Report back every line of the entries that contains "preview", exactly as written.
• • • • •
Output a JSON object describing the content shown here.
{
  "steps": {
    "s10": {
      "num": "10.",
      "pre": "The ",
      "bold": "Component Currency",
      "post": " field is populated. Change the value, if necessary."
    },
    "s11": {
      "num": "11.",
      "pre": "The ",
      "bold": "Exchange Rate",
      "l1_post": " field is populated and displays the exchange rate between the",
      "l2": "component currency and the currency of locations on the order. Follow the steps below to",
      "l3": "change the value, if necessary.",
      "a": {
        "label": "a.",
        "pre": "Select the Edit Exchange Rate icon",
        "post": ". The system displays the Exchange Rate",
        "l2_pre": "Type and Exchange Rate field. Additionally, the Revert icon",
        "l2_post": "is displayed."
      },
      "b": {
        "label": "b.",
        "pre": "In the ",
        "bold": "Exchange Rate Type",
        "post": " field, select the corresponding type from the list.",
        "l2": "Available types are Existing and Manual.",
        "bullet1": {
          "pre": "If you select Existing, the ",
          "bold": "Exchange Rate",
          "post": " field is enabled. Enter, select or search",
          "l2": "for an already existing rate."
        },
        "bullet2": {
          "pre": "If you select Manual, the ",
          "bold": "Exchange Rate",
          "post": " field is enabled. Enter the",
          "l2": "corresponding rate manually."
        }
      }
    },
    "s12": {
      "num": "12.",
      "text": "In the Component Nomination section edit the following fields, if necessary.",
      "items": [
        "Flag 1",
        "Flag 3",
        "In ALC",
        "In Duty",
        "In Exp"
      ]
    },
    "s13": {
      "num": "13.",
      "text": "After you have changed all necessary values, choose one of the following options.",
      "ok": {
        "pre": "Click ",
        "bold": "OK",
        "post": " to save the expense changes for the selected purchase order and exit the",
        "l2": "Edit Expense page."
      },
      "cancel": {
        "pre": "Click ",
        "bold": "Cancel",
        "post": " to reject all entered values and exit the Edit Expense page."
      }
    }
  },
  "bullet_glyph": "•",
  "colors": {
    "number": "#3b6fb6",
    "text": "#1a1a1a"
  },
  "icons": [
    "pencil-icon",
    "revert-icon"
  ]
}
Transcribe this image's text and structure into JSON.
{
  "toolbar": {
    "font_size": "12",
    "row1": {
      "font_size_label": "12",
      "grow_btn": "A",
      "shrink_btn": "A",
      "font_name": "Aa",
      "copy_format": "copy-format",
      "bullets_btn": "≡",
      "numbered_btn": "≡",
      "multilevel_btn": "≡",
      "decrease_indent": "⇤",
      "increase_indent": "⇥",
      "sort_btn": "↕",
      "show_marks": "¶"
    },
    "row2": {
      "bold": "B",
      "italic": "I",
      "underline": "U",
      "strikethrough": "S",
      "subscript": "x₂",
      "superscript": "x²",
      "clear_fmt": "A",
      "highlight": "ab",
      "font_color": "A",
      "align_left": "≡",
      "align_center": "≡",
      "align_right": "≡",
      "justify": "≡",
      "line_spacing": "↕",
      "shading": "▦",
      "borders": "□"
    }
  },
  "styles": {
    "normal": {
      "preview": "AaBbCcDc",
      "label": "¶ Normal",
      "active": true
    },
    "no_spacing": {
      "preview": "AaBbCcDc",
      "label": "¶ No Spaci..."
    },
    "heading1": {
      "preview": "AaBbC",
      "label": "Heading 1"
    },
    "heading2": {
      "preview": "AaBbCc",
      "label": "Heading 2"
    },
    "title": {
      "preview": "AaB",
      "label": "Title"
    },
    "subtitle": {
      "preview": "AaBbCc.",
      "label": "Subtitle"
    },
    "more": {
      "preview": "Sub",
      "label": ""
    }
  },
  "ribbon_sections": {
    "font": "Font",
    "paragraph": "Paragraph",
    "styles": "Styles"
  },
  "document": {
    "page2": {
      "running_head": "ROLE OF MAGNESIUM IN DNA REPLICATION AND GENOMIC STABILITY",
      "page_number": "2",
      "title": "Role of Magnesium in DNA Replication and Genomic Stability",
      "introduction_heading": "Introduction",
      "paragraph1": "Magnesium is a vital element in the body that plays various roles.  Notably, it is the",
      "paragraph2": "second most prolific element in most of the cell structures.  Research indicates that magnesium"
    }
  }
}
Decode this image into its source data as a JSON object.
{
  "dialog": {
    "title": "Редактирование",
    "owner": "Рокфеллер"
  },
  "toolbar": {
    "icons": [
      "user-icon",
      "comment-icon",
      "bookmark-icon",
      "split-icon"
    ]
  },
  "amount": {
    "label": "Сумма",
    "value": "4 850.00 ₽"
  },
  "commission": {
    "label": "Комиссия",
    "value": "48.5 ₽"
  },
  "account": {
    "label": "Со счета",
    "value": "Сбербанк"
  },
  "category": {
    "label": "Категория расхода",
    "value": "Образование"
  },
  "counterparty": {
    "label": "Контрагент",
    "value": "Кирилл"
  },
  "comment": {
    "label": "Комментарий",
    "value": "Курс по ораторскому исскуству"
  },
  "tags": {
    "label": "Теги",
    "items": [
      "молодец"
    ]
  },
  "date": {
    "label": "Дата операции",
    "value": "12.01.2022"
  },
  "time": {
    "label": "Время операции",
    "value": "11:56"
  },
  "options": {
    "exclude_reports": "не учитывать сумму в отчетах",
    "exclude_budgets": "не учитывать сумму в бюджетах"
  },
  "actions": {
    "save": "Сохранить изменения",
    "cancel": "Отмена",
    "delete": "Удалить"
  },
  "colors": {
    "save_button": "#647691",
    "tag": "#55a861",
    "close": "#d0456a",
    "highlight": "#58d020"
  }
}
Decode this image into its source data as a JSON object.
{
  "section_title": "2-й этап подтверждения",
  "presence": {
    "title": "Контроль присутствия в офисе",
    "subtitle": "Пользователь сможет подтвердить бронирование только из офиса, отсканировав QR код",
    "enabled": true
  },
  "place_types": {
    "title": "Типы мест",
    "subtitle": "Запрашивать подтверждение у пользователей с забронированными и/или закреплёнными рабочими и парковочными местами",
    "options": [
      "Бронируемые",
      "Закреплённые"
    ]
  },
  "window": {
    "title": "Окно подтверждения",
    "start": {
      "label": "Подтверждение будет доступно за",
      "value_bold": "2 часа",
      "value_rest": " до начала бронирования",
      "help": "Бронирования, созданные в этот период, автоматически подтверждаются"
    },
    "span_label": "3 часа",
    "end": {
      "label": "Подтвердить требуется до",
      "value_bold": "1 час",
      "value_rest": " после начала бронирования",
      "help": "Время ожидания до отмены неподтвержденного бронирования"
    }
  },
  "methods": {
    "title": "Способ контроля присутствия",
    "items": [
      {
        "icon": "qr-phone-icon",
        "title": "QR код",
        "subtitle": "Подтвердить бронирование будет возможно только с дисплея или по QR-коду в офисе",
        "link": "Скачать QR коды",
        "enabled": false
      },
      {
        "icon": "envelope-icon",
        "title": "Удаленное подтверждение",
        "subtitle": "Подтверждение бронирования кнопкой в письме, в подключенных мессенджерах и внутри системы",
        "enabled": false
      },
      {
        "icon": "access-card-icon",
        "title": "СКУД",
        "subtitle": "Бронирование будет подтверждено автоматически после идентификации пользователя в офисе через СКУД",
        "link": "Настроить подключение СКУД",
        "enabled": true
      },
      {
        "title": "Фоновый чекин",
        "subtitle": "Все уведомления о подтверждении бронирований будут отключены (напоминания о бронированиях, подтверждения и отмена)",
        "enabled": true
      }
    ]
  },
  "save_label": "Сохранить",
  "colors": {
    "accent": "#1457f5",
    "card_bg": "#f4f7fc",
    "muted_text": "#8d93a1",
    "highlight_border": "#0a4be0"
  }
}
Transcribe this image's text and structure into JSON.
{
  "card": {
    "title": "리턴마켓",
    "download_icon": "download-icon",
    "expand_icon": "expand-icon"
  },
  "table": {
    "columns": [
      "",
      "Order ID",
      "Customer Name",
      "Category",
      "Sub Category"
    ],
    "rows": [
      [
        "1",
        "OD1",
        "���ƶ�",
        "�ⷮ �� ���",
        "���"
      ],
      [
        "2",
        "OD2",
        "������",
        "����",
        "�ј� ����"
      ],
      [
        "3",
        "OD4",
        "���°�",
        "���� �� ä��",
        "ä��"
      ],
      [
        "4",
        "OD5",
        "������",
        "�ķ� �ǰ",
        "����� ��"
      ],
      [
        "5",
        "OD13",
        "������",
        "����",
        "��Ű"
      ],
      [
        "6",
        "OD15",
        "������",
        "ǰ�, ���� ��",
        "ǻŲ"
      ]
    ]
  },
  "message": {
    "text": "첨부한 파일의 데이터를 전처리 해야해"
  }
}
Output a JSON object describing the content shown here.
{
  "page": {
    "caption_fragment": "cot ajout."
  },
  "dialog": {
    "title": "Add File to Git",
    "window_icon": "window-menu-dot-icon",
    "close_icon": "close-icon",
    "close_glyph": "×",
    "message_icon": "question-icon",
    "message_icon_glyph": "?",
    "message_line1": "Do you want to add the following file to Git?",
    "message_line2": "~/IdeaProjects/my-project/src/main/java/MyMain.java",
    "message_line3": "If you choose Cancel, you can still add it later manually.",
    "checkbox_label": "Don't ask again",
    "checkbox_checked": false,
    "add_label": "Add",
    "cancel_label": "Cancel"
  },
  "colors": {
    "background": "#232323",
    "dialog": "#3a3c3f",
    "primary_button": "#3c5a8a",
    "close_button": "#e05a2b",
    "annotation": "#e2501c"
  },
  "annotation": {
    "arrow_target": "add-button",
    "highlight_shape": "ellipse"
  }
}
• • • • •
• **Finished exercise**
      "preview": "AaBbCcDc",
      "preview": "AaBbCcDc",
      "preview": "AaBbC",
      "preview": "AaBbCc",
      "preview": "AaB",
      "preview": "AaBbCc.",
      "preview": "Sub",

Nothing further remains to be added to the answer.